→ **Exercise**
As the answer, give a copy of each line below that includes the word "value".

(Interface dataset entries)
========

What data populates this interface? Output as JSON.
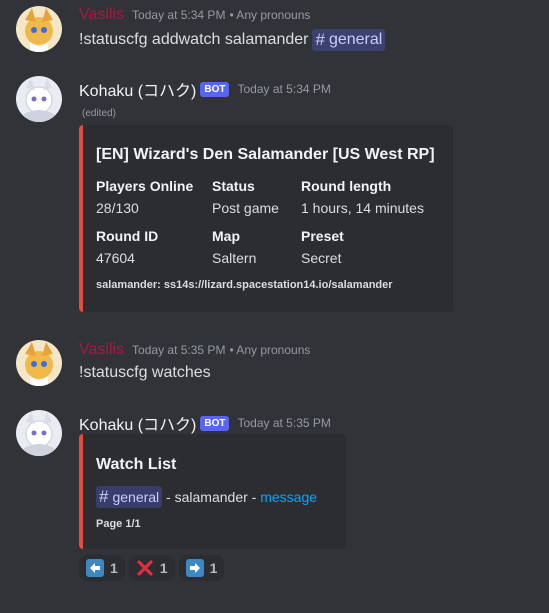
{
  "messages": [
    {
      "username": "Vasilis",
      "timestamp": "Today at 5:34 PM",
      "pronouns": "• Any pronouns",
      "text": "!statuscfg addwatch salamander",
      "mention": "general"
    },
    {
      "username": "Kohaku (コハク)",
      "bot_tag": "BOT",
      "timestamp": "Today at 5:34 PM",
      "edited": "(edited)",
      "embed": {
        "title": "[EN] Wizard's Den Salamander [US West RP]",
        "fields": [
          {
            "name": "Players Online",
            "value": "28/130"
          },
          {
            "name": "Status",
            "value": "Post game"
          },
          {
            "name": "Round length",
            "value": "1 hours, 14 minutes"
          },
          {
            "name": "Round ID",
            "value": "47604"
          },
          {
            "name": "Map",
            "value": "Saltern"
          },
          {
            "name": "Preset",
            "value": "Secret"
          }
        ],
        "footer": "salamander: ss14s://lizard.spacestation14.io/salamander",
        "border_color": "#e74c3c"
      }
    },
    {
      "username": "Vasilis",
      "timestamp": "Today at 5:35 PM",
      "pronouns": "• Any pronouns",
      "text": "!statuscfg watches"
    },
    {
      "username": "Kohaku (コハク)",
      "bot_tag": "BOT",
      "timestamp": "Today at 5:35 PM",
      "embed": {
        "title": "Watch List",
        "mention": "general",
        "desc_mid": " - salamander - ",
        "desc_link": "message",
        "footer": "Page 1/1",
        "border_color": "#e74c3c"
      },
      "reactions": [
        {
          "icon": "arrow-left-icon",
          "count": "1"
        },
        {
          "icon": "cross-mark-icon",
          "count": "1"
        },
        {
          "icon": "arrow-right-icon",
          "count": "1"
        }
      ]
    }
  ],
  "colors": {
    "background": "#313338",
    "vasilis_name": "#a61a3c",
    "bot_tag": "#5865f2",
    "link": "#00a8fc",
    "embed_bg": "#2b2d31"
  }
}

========

→ **Result**
            "value": "28/130"
            "value": "Post game"
            "value": "1 hours, 14 minutes"
            "value": "47604"
            "value": "Saltern"
            "value": "Secret"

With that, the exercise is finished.